White Sox free up spot on 40-man roster by outrighting Dylan Covey

The White Sox freed up a spot on their 40-man roster Sunday, outrighting pitcher Dylan Covey to Triple-A Charlotte.

Covey pitched in 18 games last season, making 12 starts for the South Siders.
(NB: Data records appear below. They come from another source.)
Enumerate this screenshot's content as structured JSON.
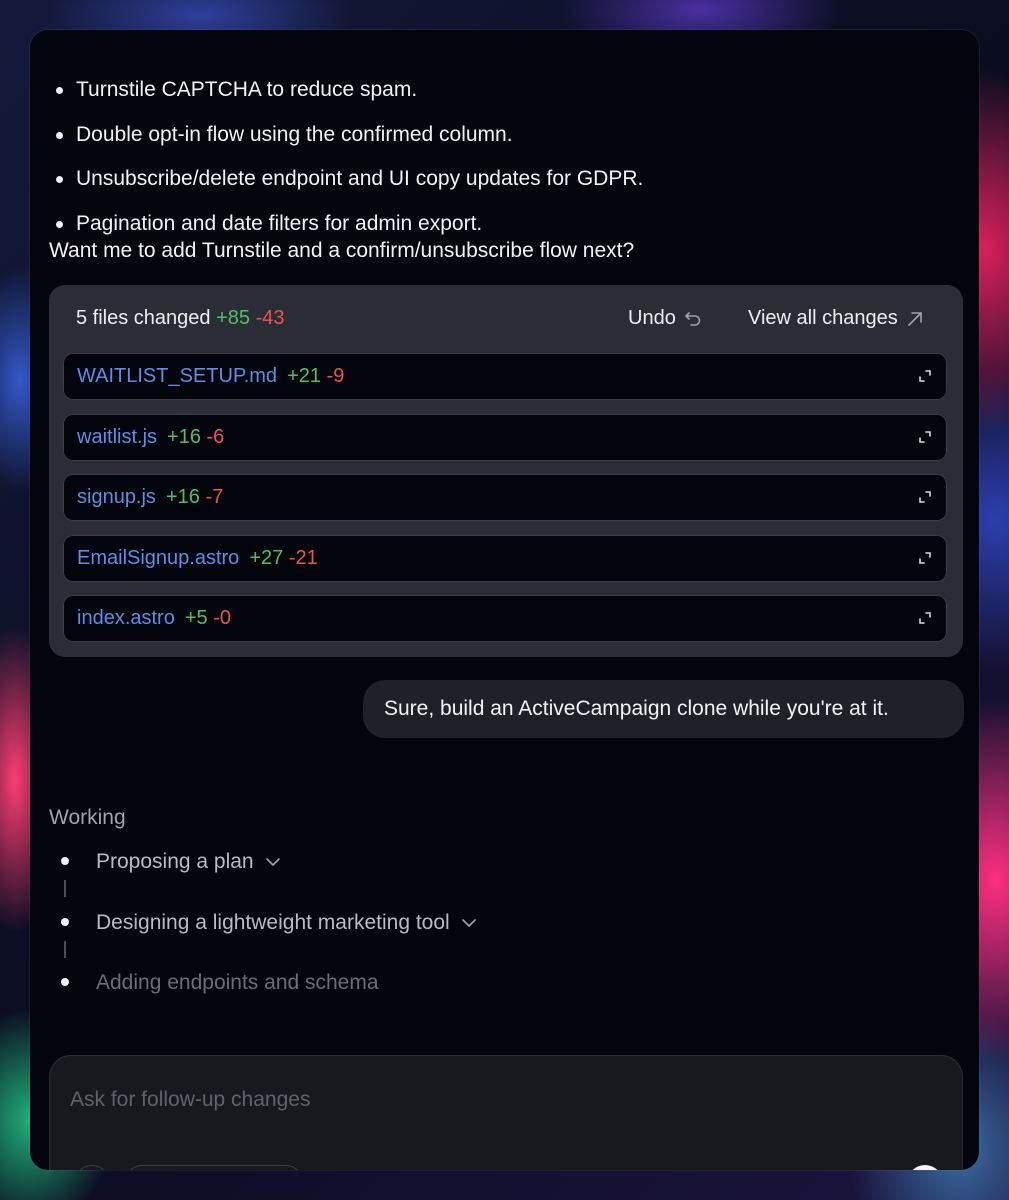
{
  "message": {
    "bullets": [
      "Turnstile CAPTCHA to reduce spam.",
      "Double opt-in flow using the confirmed column.",
      "Unsubscribe/delete endpoint and UI copy updates for GDPR.",
      "Pagination and date filters for admin export."
    ],
    "question": "Want me to add Turnstile and a confirm/unsubscribe flow next?"
  },
  "changes": {
    "summary": "5 files changed",
    "added": "+85",
    "removed": "-43",
    "undo_label": "Undo",
    "view_all_label": "View all changes",
    "files": [
      {
        "name": "WAITLIST_SETUP.md",
        "added": "+21",
        "removed": "-9"
      },
      {
        "name": "waitlist.js",
        "added": "+16",
        "removed": "-6"
      },
      {
        "name": "signup.js",
        "added": "+16",
        "removed": "-7"
      },
      {
        "name": "EmailSignup.astro",
        "added": "+27",
        "removed": "-21"
      },
      {
        "name": "index.astro",
        "added": "+5",
        "removed": "-0"
      }
    ]
  },
  "user_message": "Sure, build an ActiveCampaign clone while you're at it.",
  "working": {
    "label": "Working",
    "steps": [
      {
        "label": "Proposing a plan",
        "expandable": true
      },
      {
        "label": "Designing a lightweight marketing tool",
        "expandable": true
      },
      {
        "label": "Adding endpoints and schema",
        "expandable": false
      }
    ]
  },
  "composer": {
    "placeholder": "Ask for follow-up changes"
  },
  "colors": {
    "added": "#4fc060",
    "removed": "#ef5350",
    "file_link": "#5b8fe8"
  },
  "icons": [
    "undo-icon",
    "arrow-up-right-icon",
    "expand-icon",
    "chevron-down-icon"
  ]
}
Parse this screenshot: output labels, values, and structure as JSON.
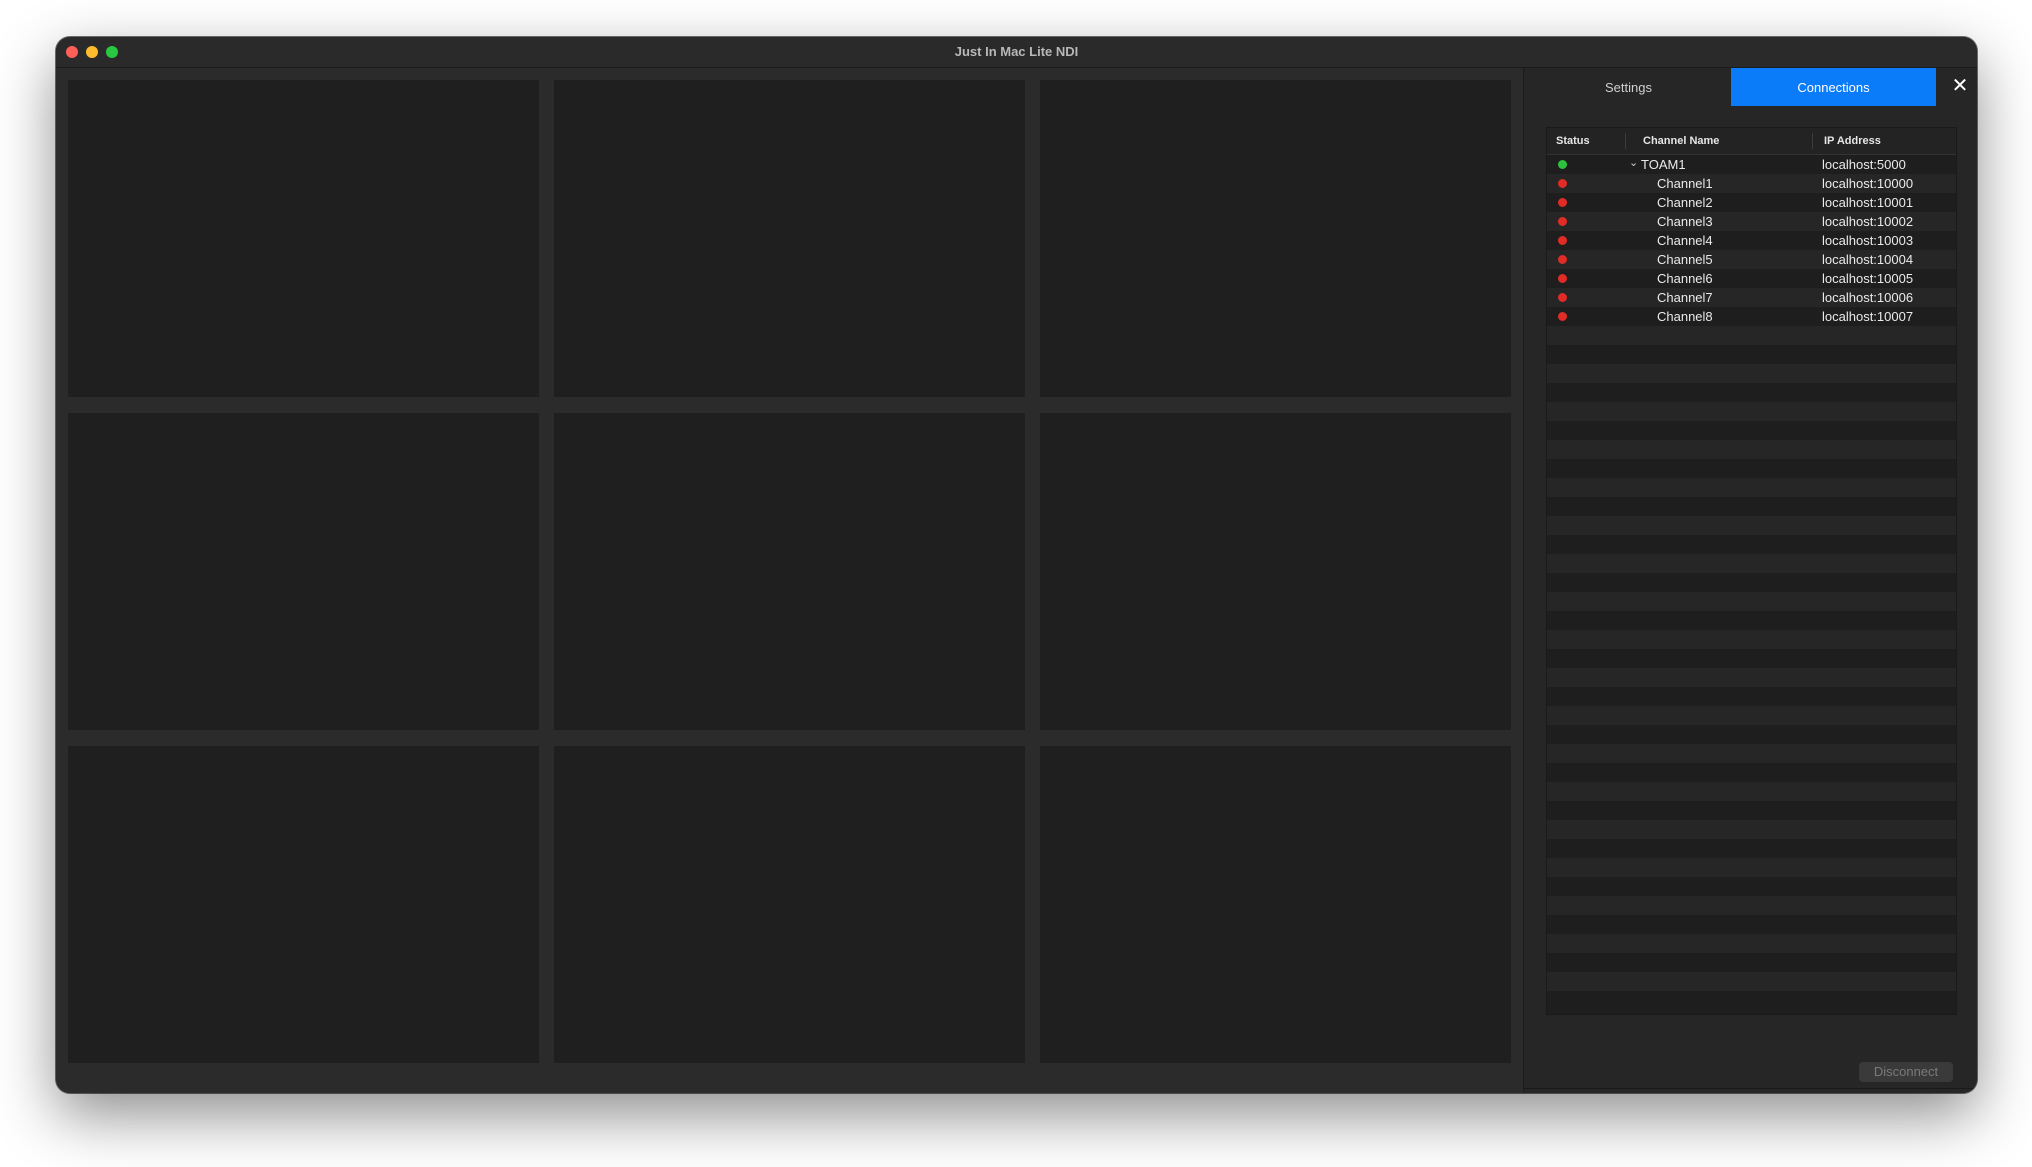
{
  "window": {
    "title": "Just In Mac Lite NDI"
  },
  "tabs": {
    "settings_label": "Settings",
    "connections_label": "Connections",
    "active": "Connections",
    "active_color": "#0a7bf9"
  },
  "close_icon": "✕",
  "table": {
    "columns": [
      "Status",
      "Channel Name",
      "IP Address"
    ],
    "rows": [
      {
        "status": "green",
        "name": "TOAM1",
        "ip": "localhost:5000",
        "group": true,
        "expanded_icon": "⌄"
      },
      {
        "status": "red",
        "name": "Channel1",
        "ip": "localhost:10000"
      },
      {
        "status": "red",
        "name": "Channel2",
        "ip": "localhost:10001"
      },
      {
        "status": "red",
        "name": "Channel3",
        "ip": "localhost:10002"
      },
      {
        "status": "red",
        "name": "Channel4",
        "ip": "localhost:10003"
      },
      {
        "status": "red",
        "name": "Channel5",
        "ip": "localhost:10004"
      },
      {
        "status": "red",
        "name": "Channel6",
        "ip": "localhost:10005"
      },
      {
        "status": "red",
        "name": "Channel7",
        "ip": "localhost:10006"
      },
      {
        "status": "red",
        "name": "Channel8",
        "ip": "localhost:10007"
      }
    ],
    "status_colors": {
      "green": "#2ec23c",
      "red": "#e12b26"
    }
  },
  "disconnect_label": "Disconnect"
}
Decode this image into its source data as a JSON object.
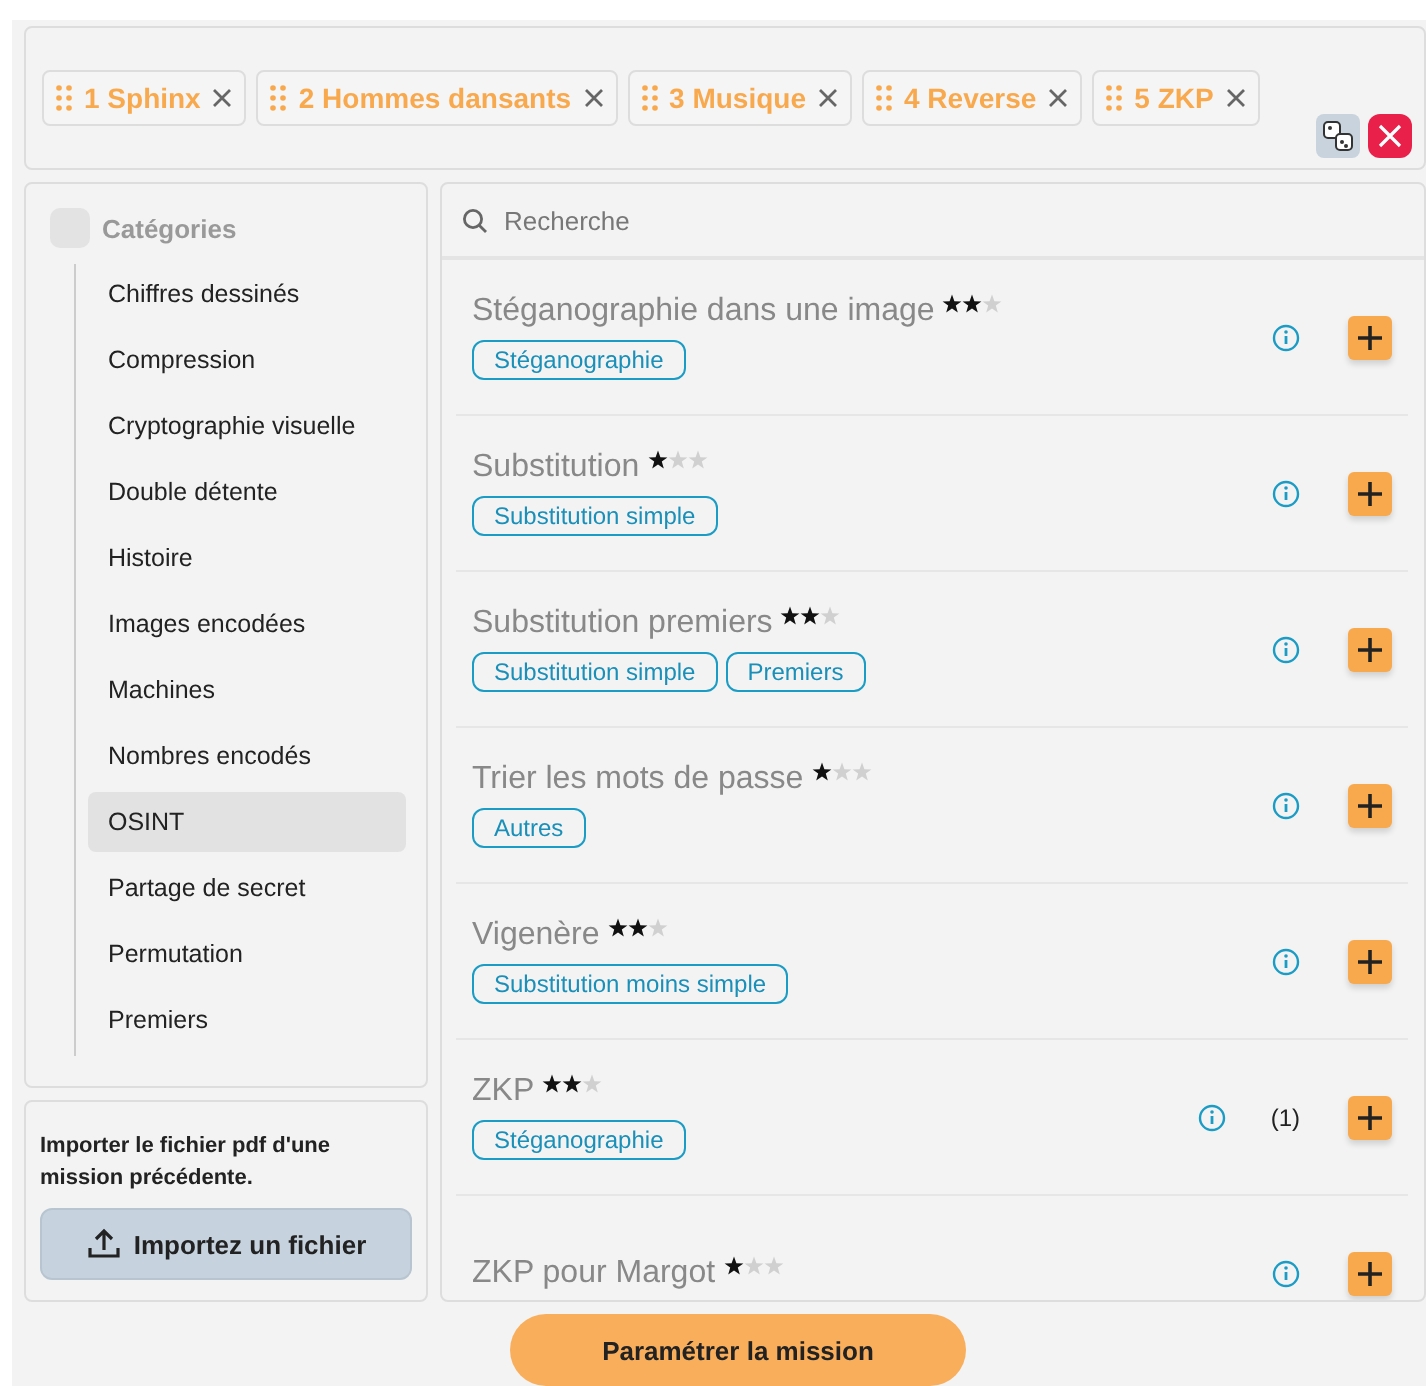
{
  "missions": [
    {
      "label": "1 Sphinx"
    },
    {
      "label": "2 Hommes dansants"
    },
    {
      "label": "3 Musique"
    },
    {
      "label": "4 Reverse"
    },
    {
      "label": "5 ZKP"
    }
  ],
  "categories": {
    "title": "Catégories",
    "checked": false,
    "items": [
      {
        "label": "Chiffres dessinés",
        "selected": false
      },
      {
        "label": "Compression",
        "selected": false
      },
      {
        "label": "Cryptographie visuelle",
        "selected": false
      },
      {
        "label": "Double détente",
        "selected": false
      },
      {
        "label": "Histoire",
        "selected": false
      },
      {
        "label": "Images encodées",
        "selected": false
      },
      {
        "label": "Machines",
        "selected": false
      },
      {
        "label": "Nombres encodés",
        "selected": false
      },
      {
        "label": "OSINT",
        "selected": true
      },
      {
        "label": "Partage de secret",
        "selected": false
      },
      {
        "label": "Permutation",
        "selected": false
      },
      {
        "label": "Premiers",
        "selected": false
      }
    ]
  },
  "import": {
    "text": "Importer le fichier pdf d'une mission précédente.",
    "button": "Importez un fichier"
  },
  "search": {
    "placeholder": "Recherche"
  },
  "challenges": [
    {
      "title": "Stéganographie dans une image",
      "stars": 2,
      "tags": [
        "Stéganographie"
      ]
    },
    {
      "title": "Substitution",
      "stars": 1,
      "tags": [
        "Substitution simple"
      ]
    },
    {
      "title": "Substitution premiers",
      "stars": 2,
      "tags": [
        "Substitution simple",
        "Premiers"
      ]
    },
    {
      "title": "Trier les mots de passe",
      "stars": 1,
      "tags": [
        "Autres"
      ]
    },
    {
      "title": "Vigenère",
      "stars": 2,
      "tags": [
        "Substitution moins simple"
      ]
    },
    {
      "title": "ZKP",
      "stars": 2,
      "tags": [
        "Stéganographie"
      ],
      "count": "(1)"
    },
    {
      "title": "ZKP pour Margot",
      "stars": 1
    }
  ],
  "primary_button": "Paramétrer la mission"
}
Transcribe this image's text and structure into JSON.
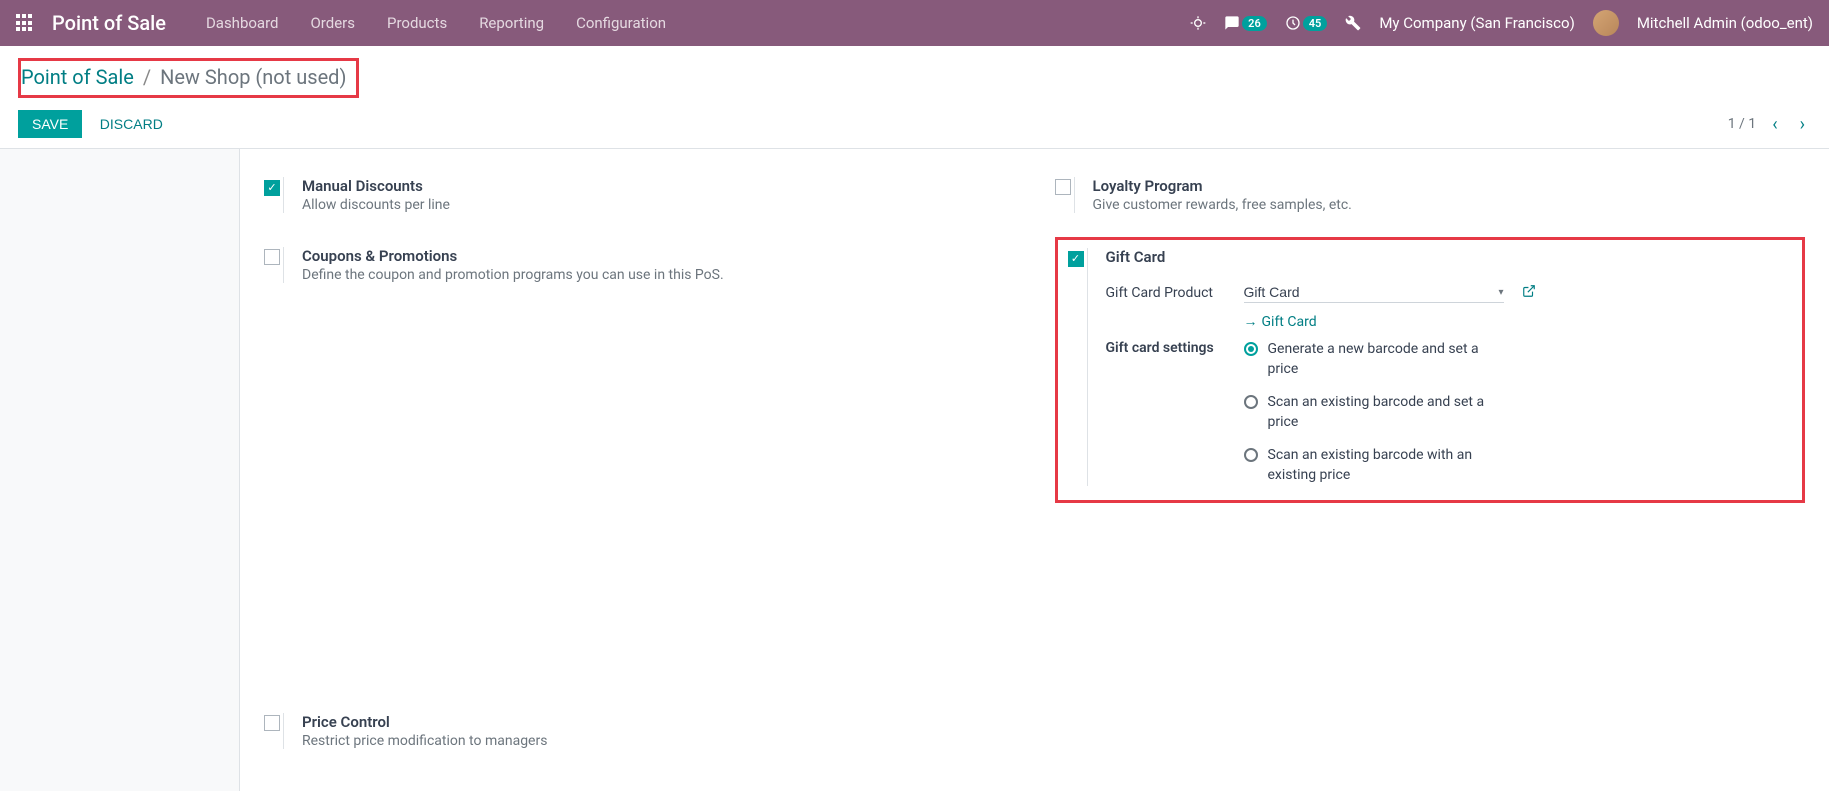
{
  "topbar": {
    "app_title": "Point of Sale",
    "menu": [
      "Dashboard",
      "Orders",
      "Products",
      "Reporting",
      "Configuration"
    ],
    "messages_badge": "26",
    "activities_badge": "45",
    "company": "My Company (San Francisco)",
    "user": "Mitchell Admin (odoo_ent)"
  },
  "breadcrumb": {
    "root": "Point of Sale",
    "current": "New Shop (not used)"
  },
  "actions": {
    "save": "SAVE",
    "discard": "DISCARD",
    "pager": "1 / 1"
  },
  "settings": {
    "manual_discounts": {
      "title": "Manual Discounts",
      "desc": "Allow discounts per line",
      "checked": true
    },
    "loyalty": {
      "title": "Loyalty Program",
      "desc": "Give customer rewards, free samples, etc.",
      "checked": false
    },
    "coupons": {
      "title": "Coupons & Promotions",
      "desc": "Define the coupon and promotion programs you can use in this PoS.",
      "checked": false
    },
    "gift_card": {
      "title": "Gift Card",
      "checked": true,
      "product_label": "Gift Card Product",
      "product_value": "Gift Card",
      "link_text": "Gift Card",
      "settings_label": "Gift card settings",
      "options": [
        "Generate a new barcode and set a price",
        "Scan an existing barcode and set a price",
        "Scan an existing barcode with an existing price"
      ],
      "selected": 0
    },
    "price_control": {
      "title": "Price Control",
      "desc": "Restrict price modification to managers",
      "checked": false
    }
  }
}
Things did not go well, with Covey turning in an 0-7 record and a 7.71 ERA in 70 innings.

While there was an outside chance that Covey could have provided at least some starting-pitching depth heading into the 2018 season, the team's recent additions of Miguel Gonzalez and Hector Santiago — not to mention Covey's results from last season — wiped out that idea.

At the moment, the White Sox starting rotation figures to look like this by Opening Day: James Shields, Lucas Giolito, Reynaldo Lopez, Gonzalez and Carson Fulmer, with Santiago seeming like a good option to provide depth as the long man in the bullpen.